*Records for the exercise*
────────

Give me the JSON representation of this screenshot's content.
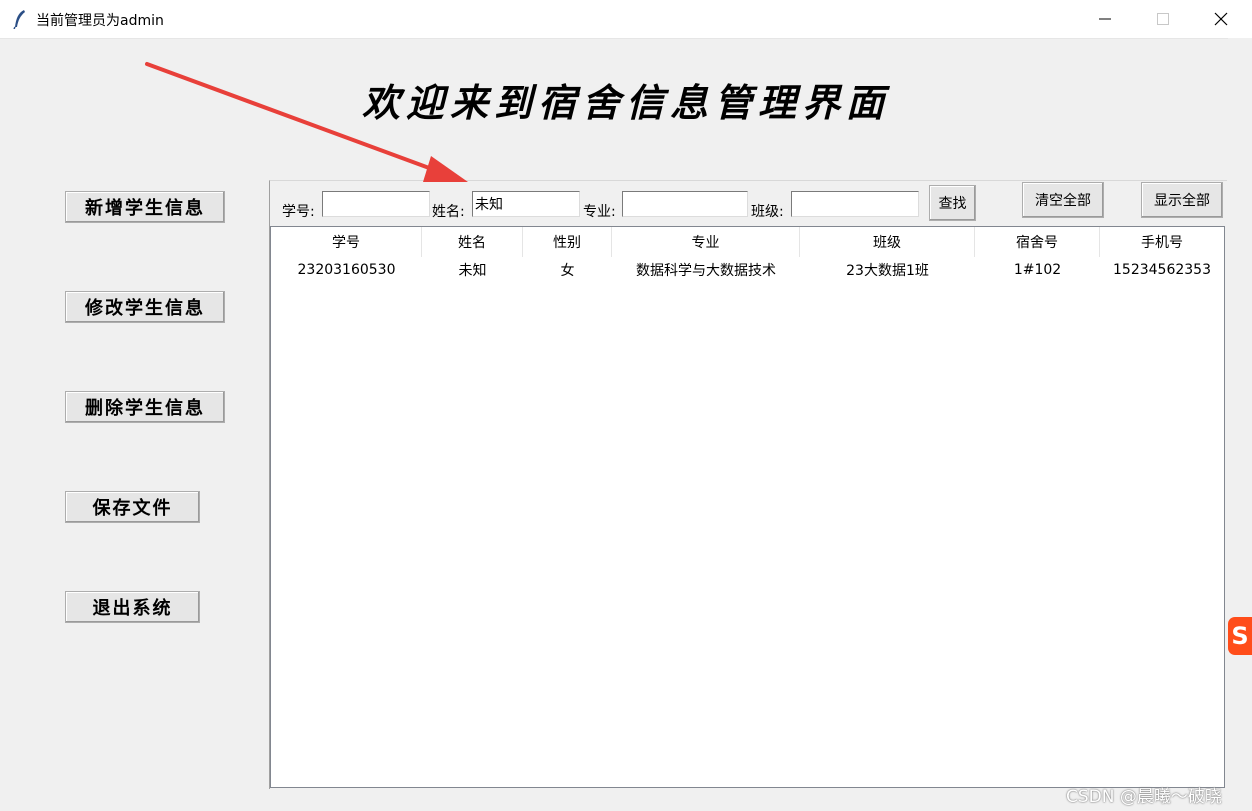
{
  "window": {
    "title": "当前管理员为admin",
    "minimize_icon": "minimize-icon",
    "maximize_icon": "maximize-icon",
    "close_icon": "close-icon",
    "app_icon": "feather-icon"
  },
  "heading": "欢迎来到宿舍信息管理界面",
  "sidebar": {
    "add": "新增学生信息",
    "edit": "修改学生信息",
    "delete": "删除学生信息",
    "save": "保存文件",
    "exit": "退出系统"
  },
  "search": {
    "id_label": "学号:",
    "id_value": "",
    "name_label": "姓名:",
    "name_value": "未知",
    "major_label": "专业:",
    "major_value": "",
    "class_label": "班级:",
    "class_value": "",
    "find": "查找",
    "clear_all": "清空全部",
    "show_all": "显示全部"
  },
  "table": {
    "columns": [
      "学号",
      "姓名",
      "性别",
      "专业",
      "班级",
      "宿舍号",
      "手机号"
    ],
    "rows": [
      [
        "23203160530",
        "未知",
        "女",
        "数据科学与大数据技术",
        "23大数据1班",
        "1#102",
        "15234562353"
      ]
    ]
  },
  "overlay": {
    "ime_badge": "S",
    "watermark": "CSDN @晨曦～破晓",
    "arrow_color": "#e8403a"
  }
}
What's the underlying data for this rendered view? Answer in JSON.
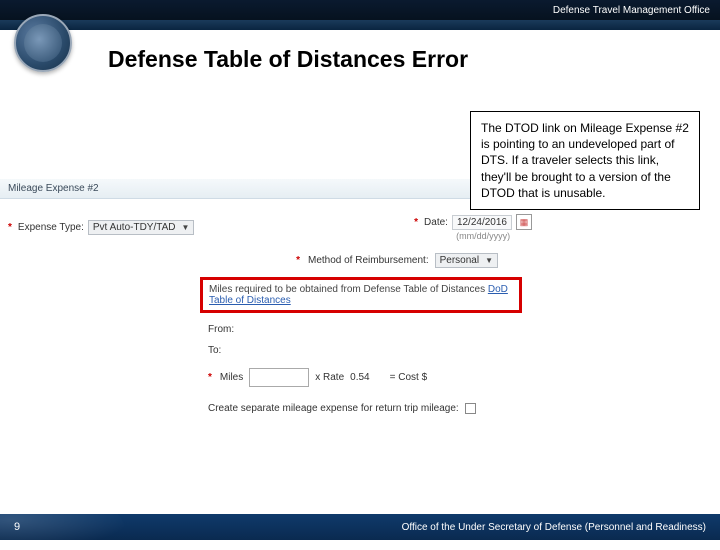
{
  "header": {
    "office": "Defense Travel Management Office"
  },
  "title": "Defense Table of Distances Error",
  "callout": "The DTOD link on Mileage Expense #2 is pointing to an undeveloped part of DTS. If a traveler selects this link, they'll be brought to a version of the DTOD that is unusable.",
  "form": {
    "section": "Mileage Expense #2",
    "expense_type_label": "Expense Type:",
    "expense_type_value": "Pvt Auto-TDY/TAD",
    "date_label": "Date:",
    "date_value": "12/24/2016",
    "date_format": "(mm/dd/yyyy)",
    "mor_label": "Method of Reimbursement:",
    "mor_value": "Personal",
    "highlight_lead": "Miles required to be obtained from Defense Table of Distances ",
    "highlight_link": "DoD Table of Distances",
    "from_label": "From:",
    "to_label": "To:",
    "miles_label": "Miles",
    "miles_value": "",
    "rate_label": "x Rate",
    "rate_value": "0.54",
    "cost_label": "= Cost    $",
    "sep_label": "Create separate mileage expense for return trip mileage:"
  },
  "footer": {
    "page": "9",
    "org": "Office of the Under Secretary of Defense (Personnel and Readiness)"
  }
}
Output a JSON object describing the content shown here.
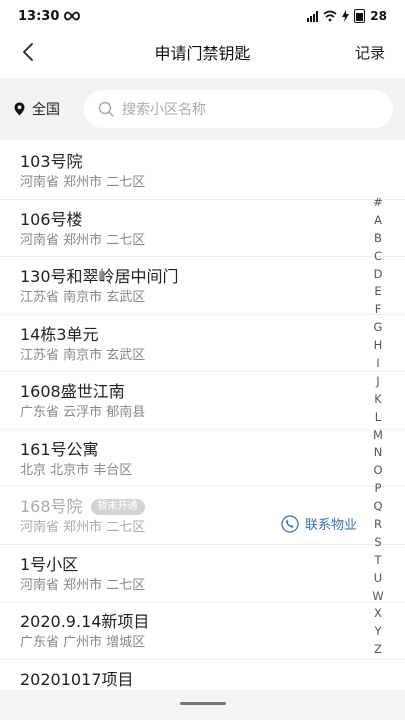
{
  "status": {
    "time": "13:30",
    "battery": "28"
  },
  "nav": {
    "title": "申请门禁钥匙",
    "right": "记录"
  },
  "search": {
    "location": "全国",
    "placeholder": "搜索小区名称"
  },
  "items": [
    {
      "name": "103号院",
      "address": "河南省 郑州市 二七区"
    },
    {
      "name": "106号楼",
      "address": "河南省 郑州市 二七区"
    },
    {
      "name": "130号和翠岭居中间门",
      "address": "江苏省 南京市 玄武区"
    },
    {
      "name": "14栋3单元",
      "address": "江苏省 南京市 玄武区"
    },
    {
      "name": "1608盛世江南",
      "address": "广东省 云浮市 郁南县"
    },
    {
      "name": "161号公寓",
      "address": "北京 北京市 丰台区"
    },
    {
      "name": "168号院",
      "address": "河南省 郑州市 二七区",
      "badge": "暂未开通",
      "contact": "联系物业"
    },
    {
      "name": "1号小区",
      "address": "河南省 郑州市 二七区"
    },
    {
      "name": "2020.9.14新项目",
      "address": "广东省 广州市 增城区"
    },
    {
      "name": "20201017项目",
      "address": ""
    }
  ],
  "index_letters": [
    "#",
    "A",
    "B",
    "C",
    "D",
    "E",
    "F",
    "G",
    "H",
    "I",
    "J",
    "K",
    "L",
    "M",
    "N",
    "O",
    "P",
    "Q",
    "R",
    "S",
    "T",
    "U",
    "W",
    "X",
    "Y",
    "Z"
  ]
}
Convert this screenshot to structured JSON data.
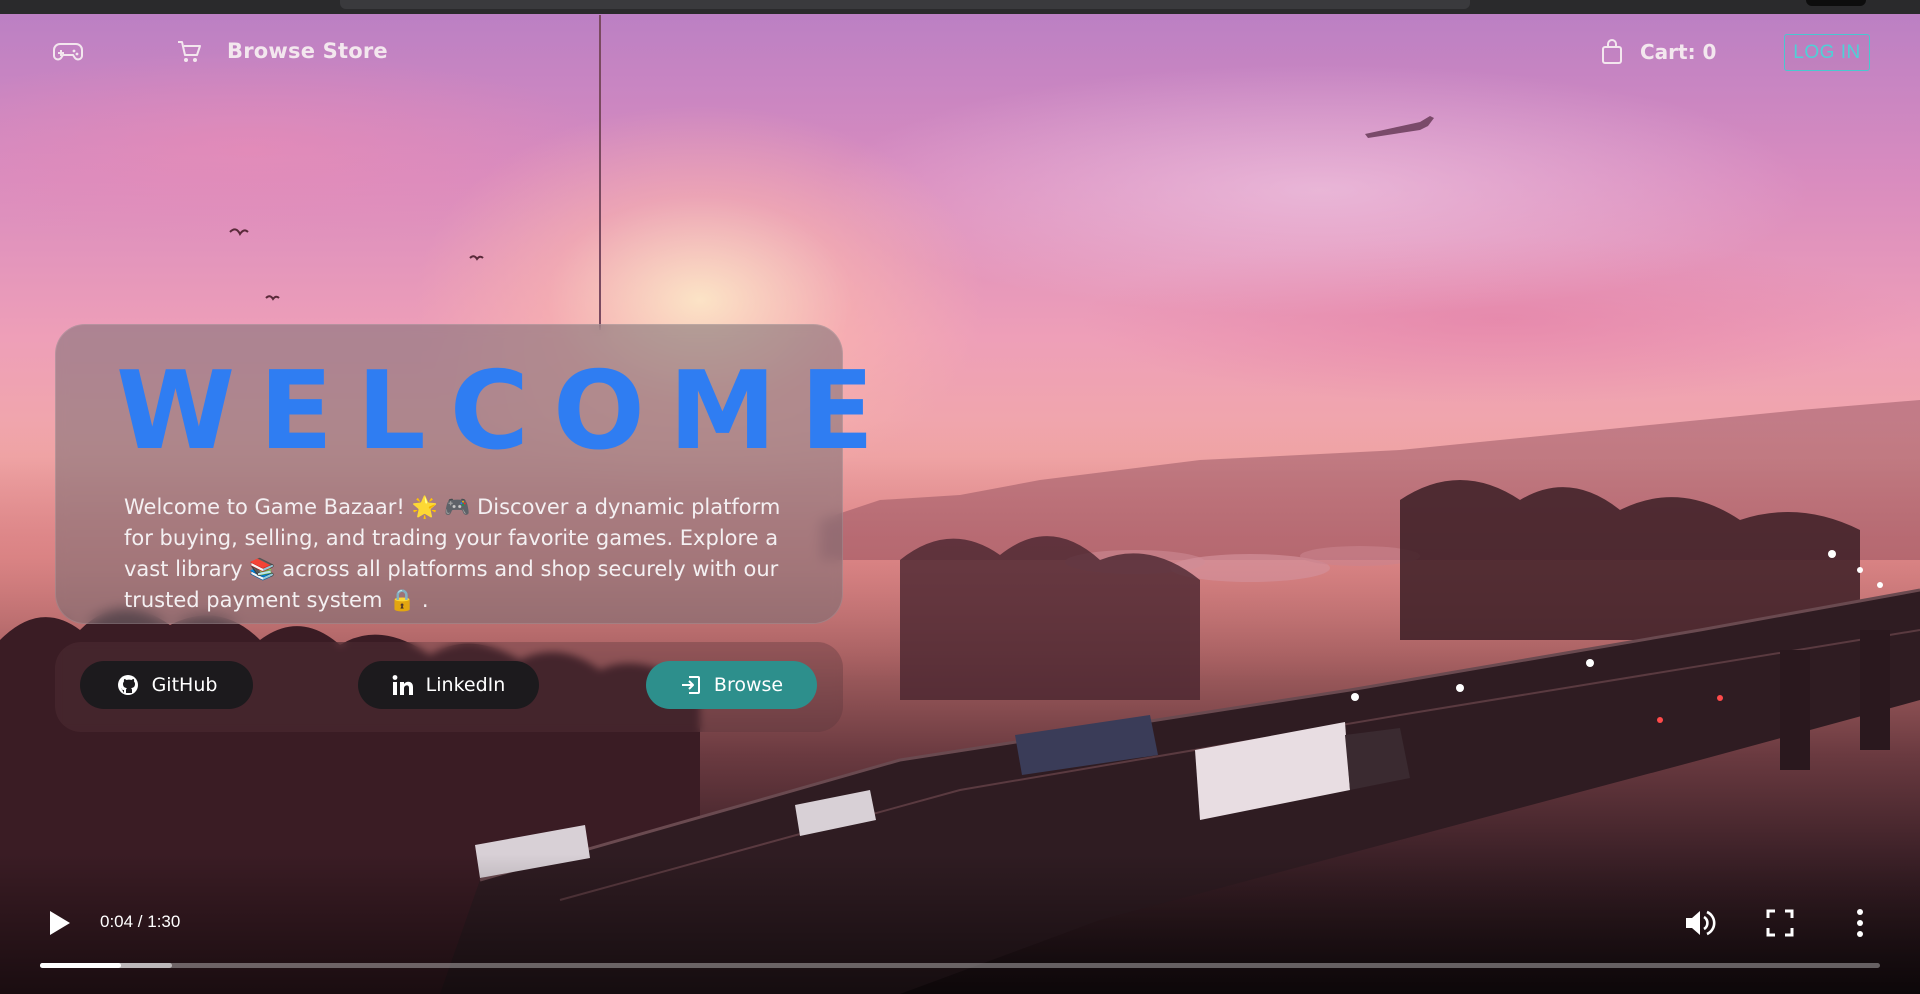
{
  "nav": {
    "home_icon": "gamepad-icon",
    "browse_icon": "cart-icon",
    "browse_label": "Browse Store",
    "cart_icon": "shopping-bag-icon",
    "cart_label": "Cart: 0",
    "login_label": "LOG IN"
  },
  "hero": {
    "title": "WELCOME",
    "description": "Welcome to Game Bazaar! 🌟 🎮 Discover a dynamic platform for buying, selling, and trading your favorite games. Explore a vast library 📚 across all platforms and shop securely with our trusted payment system 🔒 .",
    "buttons": [
      {
        "label": "GitHub",
        "icon": "github-icon"
      },
      {
        "label": "LinkedIn",
        "icon": "linkedin-icon"
      },
      {
        "label": "Browse",
        "icon": "sign-in-icon"
      }
    ]
  },
  "video": {
    "time": "0:04 / 1:30",
    "progress": 0.044,
    "buffered": 0.072,
    "play_icon": "play-icon",
    "volume_icon": "volume-icon",
    "fullscreen_icon": "fullscreen-icon",
    "more_icon": "more-vertical-icon"
  },
  "colors": {
    "title_blue": "#2f7df2",
    "login_teal": "#4fd0d6",
    "browse_teal": "#2d8f8c",
    "dark_button": "#1c1a1d"
  }
}
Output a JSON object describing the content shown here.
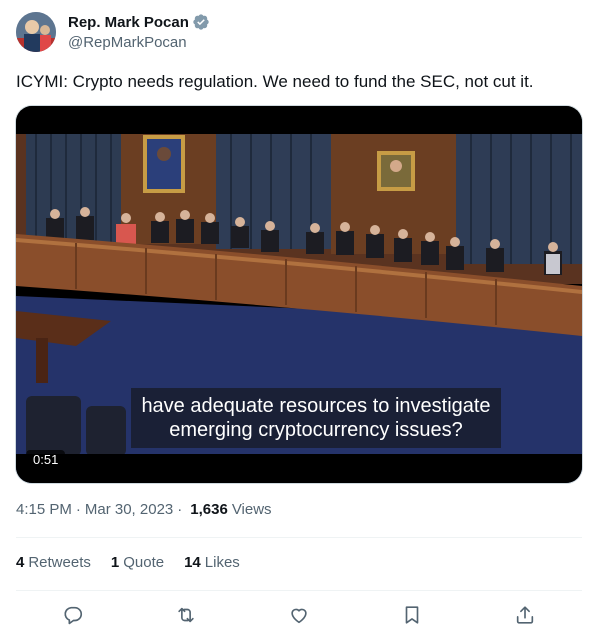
{
  "author": {
    "name": "Rep. Mark Pocan",
    "handle": "@RepMarkPocan",
    "verified_color": "#829aab"
  },
  "tweet": {
    "text": "ICYMI: Crypto needs regulation. We need to fund the SEC, not cut it."
  },
  "video": {
    "caption_line1": "have adequate resources to investigate",
    "caption_line2": "emerging cryptocurrency issues?",
    "duration": "0:51"
  },
  "meta": {
    "time": "4:15 PM",
    "separator": "·",
    "date": "Mar 30, 2023",
    "views_count": "1,636",
    "views_label": "Views"
  },
  "stats": {
    "retweets_count": "4",
    "retweets_label": "Retweets",
    "quotes_count": "1",
    "quotes_label": "Quote",
    "likes_count": "14",
    "likes_label": "Likes"
  },
  "actions": [
    "reply-icon",
    "retweet-icon",
    "like-icon",
    "bookmark-icon",
    "share-icon"
  ],
  "colors": {
    "text_primary": "#0f1419",
    "text_secondary": "#536471",
    "divider": "#eff3f4",
    "icon": "#536471"
  }
}
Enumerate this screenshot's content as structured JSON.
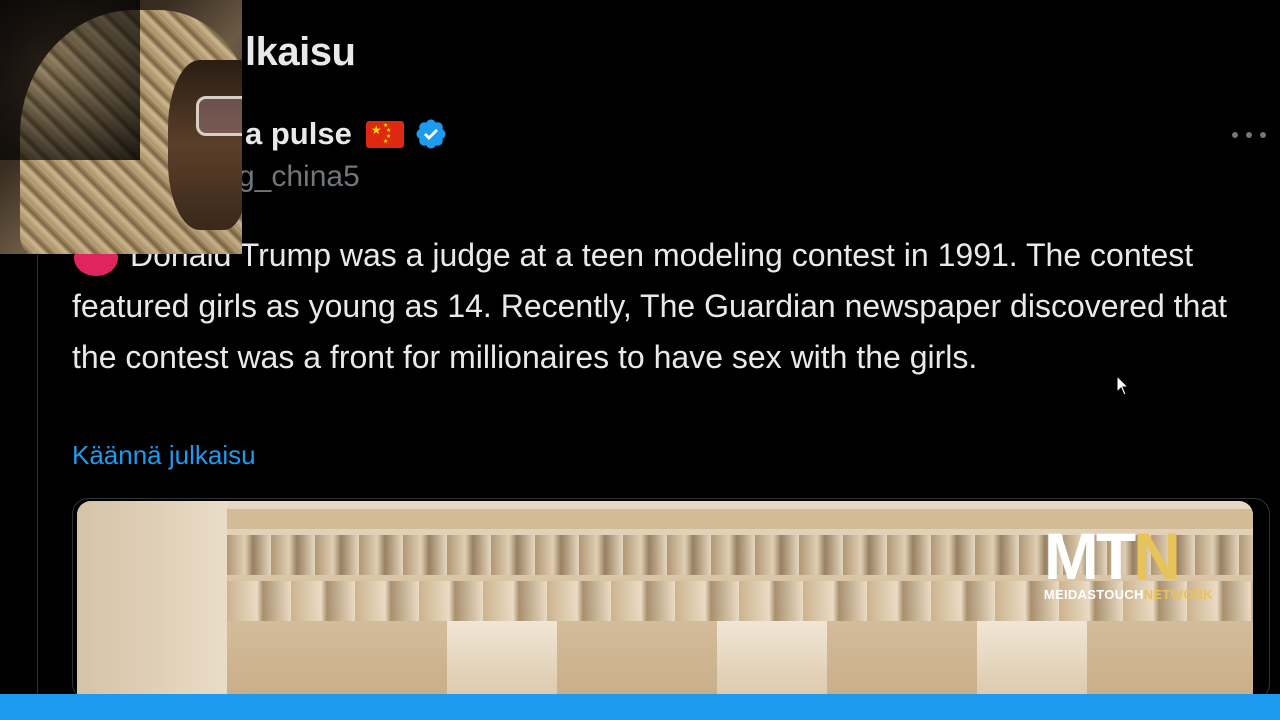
{
  "header": {
    "title": "lkaisu"
  },
  "author": {
    "display_name": "a pulse",
    "handle": "g_china5",
    "flag_icon": "china-flag-icon",
    "verified_icon": "verified-badge-icon"
  },
  "tweet": {
    "text": "Donald Trump was a judge at a teen modeling contest in 1991. The contest featured girls as young as 14. Recently, The Guardian newspaper discovered that the contest was a front for millionaires to have sex with the girls.",
    "translate_label": "Käännä julkaisu"
  },
  "media": {
    "logo_mark_prefix": "MT",
    "logo_mark_suffix": "N",
    "logo_sub_prefix": "MEIDASTOUCH",
    "logo_sub_suffix": "NETWORK"
  },
  "colors": {
    "background": "#000000",
    "text": "#e7e9ea",
    "secondary_text": "#71767b",
    "accent": "#1d9bf0",
    "mtn_gold": "#e8c25b"
  }
}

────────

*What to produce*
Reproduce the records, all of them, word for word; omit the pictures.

*Exercise output*
Give me the JSON representation of this screenshot's content.
{
  "window": {
    "title": "当前管理员为admin",
    "minimize_icon": "minimize-icon",
    "maximize_icon": "maximize-icon",
    "close_icon": "close-icon",
    "app_icon": "feather-icon"
  },
  "heading": "欢迎来到宿舍信息管理界面",
  "sidebar": {
    "add": "新增学生信息",
    "edit": "修改学生信息",
    "delete": "删除学生信息",
    "save": "保存文件",
    "exit": "退出系统"
  },
  "search": {
    "id_label": "学号:",
    "id_value": "",
    "name_label": "姓名:",
    "name_value": "未知",
    "major_label": "专业:",
    "major_value": "",
    "class_label": "班级:",
    "class_value": "",
    "find": "查找",
    "clear_all": "清空全部",
    "show_all": "显示全部"
  },
  "table": {
    "columns": [
      "学号",
      "姓名",
      "性别",
      "专业",
      "班级",
      "宿舍号",
      "手机号"
    ],
    "rows": [
      [
        "23203160530",
        "未知",
        "女",
        "数据科学与大数据技术",
        "23大数据1班",
        "1#102",
        "15234562353"
      ]
    ]
  },
  "overlay": {
    "ime_badge": "S",
    "watermark": "CSDN @晨曦～破晓",
    "arrow_color": "#e8403a"
  }
}
What's the underlying data for this rendered view? Answer in JSON.
{
  "header": {
    "office": "Defense Travel Management Office"
  },
  "title": "Defense Table of Distances Error",
  "callout": "The DTOD link on Mileage Expense #2 is pointing to an undeveloped part of DTS. If a traveler selects this link, they'll be brought to a version of the DTOD that is unusable.",
  "form": {
    "section": "Mileage Expense #2",
    "expense_type_label": "Expense Type:",
    "expense_type_value": "Pvt Auto-TDY/TAD",
    "date_label": "Date:",
    "date_value": "12/24/2016",
    "date_format": "(mm/dd/yyyy)",
    "mor_label": "Method of Reimbursement:",
    "mor_value": "Personal",
    "highlight_lead": "Miles required to be obtained from Defense Table of Distances ",
    "highlight_link": "DoD Table of Distances",
    "from_label": "From:",
    "to_label": "To:",
    "miles_label": "Miles",
    "miles_value": "",
    "rate_label": "x Rate",
    "rate_value": "0.54",
    "cost_label": "= Cost    $",
    "sep_label": "Create separate mileage expense for return trip mileage:"
  },
  "footer": {
    "page": "9",
    "org": "Office of the Under Secretary of Defense (Personnel and Readiness)"
  }
}
Output a JSON object describing the content shown here.
{
  "status": {
    "time": "13:30",
    "battery": "28"
  },
  "nav": {
    "title": "申请门禁钥匙",
    "right": "记录"
  },
  "search": {
    "location": "全国",
    "placeholder": "搜索小区名称"
  },
  "items": [
    {
      "name": "103号院",
      "address": "河南省 郑州市 二七区"
    },
    {
      "name": "106号楼",
      "address": "河南省 郑州市 二七区"
    },
    {
      "name": "130号和翠岭居中间门",
      "address": "江苏省 南京市 玄武区"
    },
    {
      "name": "14栋3单元",
      "address": "江苏省 南京市 玄武区"
    },
    {
      "name": "1608盛世江南",
      "address": "广东省 云浮市 郁南县"
    },
    {
      "name": "161号公寓",
      "address": "北京 北京市 丰台区"
    },
    {
      "name": "168号院",
      "address": "河南省 郑州市 二七区",
      "badge": "暂未开通",
      "contact": "联系物业"
    },
    {
      "name": "1号小区",
      "address": "河南省 郑州市 二七区"
    },
    {
      "name": "2020.9.14新项目",
      "address": "广东省 广州市 增城区"
    },
    {
      "name": "20201017项目",
      "address": ""
    }
  ],
  "index_letters": [
    "#",
    "A",
    "B",
    "C",
    "D",
    "E",
    "F",
    "G",
    "H",
    "I",
    "J",
    "K",
    "L",
    "M",
    "N",
    "O",
    "P",
    "Q",
    "R",
    "S",
    "T",
    "U",
    "W",
    "X",
    "Y",
    "Z"
  ]
}
Convert this screenshot to structured JSON data.
{
  "nav": {
    "home_icon": "gamepad-icon",
    "browse_icon": "cart-icon",
    "browse_label": "Browse Store",
    "cart_icon": "shopping-bag-icon",
    "cart_label": "Cart: 0",
    "login_label": "LOG IN"
  },
  "hero": {
    "title": "WELCOME",
    "description": "Welcome to Game Bazaar! 🌟 🎮 Discover a dynamic platform for buying, selling, and trading your favorite games. Explore a vast library 📚 across all platforms and shop securely with our trusted payment system 🔒 .",
    "buttons": [
      {
        "label": "GitHub",
        "icon": "github-icon"
      },
      {
        "label": "LinkedIn",
        "icon": "linkedin-icon"
      },
      {
        "label": "Browse",
        "icon": "sign-in-icon"
      }
    ]
  },
  "video": {
    "time": "0:04 / 1:30",
    "progress": 0.044,
    "buffered": 0.072,
    "play_icon": "play-icon",
    "volume_icon": "volume-icon",
    "fullscreen_icon": "fullscreen-icon",
    "more_icon": "more-vertical-icon"
  },
  "colors": {
    "title_blue": "#2f7df2",
    "login_teal": "#4fd0d6",
    "browse_teal": "#2d8f8c",
    "dark_button": "#1c1a1d"
  }
}
Output a JSON object describing the content shown here.
{
  "author": {
    "name": "Rep. Mark Pocan",
    "handle": "@RepMarkPocan",
    "verified_color": "#829aab"
  },
  "tweet": {
    "text": "ICYMI: Crypto needs regulation. We need to fund the SEC, not cut it."
  },
  "video": {
    "caption_line1": "have adequate resources to investigate",
    "caption_line2": "emerging cryptocurrency issues?",
    "duration": "0:51"
  },
  "meta": {
    "time": "4:15 PM",
    "separator": "·",
    "date": "Mar 30, 2023",
    "views_count": "1,636",
    "views_label": "Views"
  },
  "stats": {
    "retweets_count": "4",
    "retweets_label": "Retweets",
    "quotes_count": "1",
    "quotes_label": "Quote",
    "likes_count": "14",
    "likes_label": "Likes"
  },
  "actions": [
    "reply-icon",
    "retweet-icon",
    "like-icon",
    "bookmark-icon",
    "share-icon"
  ],
  "colors": {
    "text_primary": "#0f1419",
    "text_secondary": "#536471",
    "divider": "#eff3f4",
    "icon": "#536471"
  }
}
Enumerate this screenshot's content as structured JSON.
{
  "header": {
    "title": "lkaisu"
  },
  "author": {
    "display_name": "a pulse",
    "handle": "g_china5",
    "flag_icon": "china-flag-icon",
    "verified_icon": "verified-badge-icon"
  },
  "tweet": {
    "text": "Donald Trump was a judge at a teen modeling contest in 1991. The contest featured girls as young as 14. Recently, The Guardian newspaper discovered that the contest was a front for millionaires to have sex with the girls.",
    "translate_label": "Käännä julkaisu"
  },
  "media": {
    "logo_mark_prefix": "MT",
    "logo_mark_suffix": "N",
    "logo_sub_prefix": "MEIDASTOUCH",
    "logo_sub_suffix": "NETWORK"
  },
  "colors": {
    "background": "#000000",
    "text": "#e7e9ea",
    "secondary_text": "#71767b",
    "accent": "#1d9bf0",
    "mtn_gold": "#e8c25b"
  }
}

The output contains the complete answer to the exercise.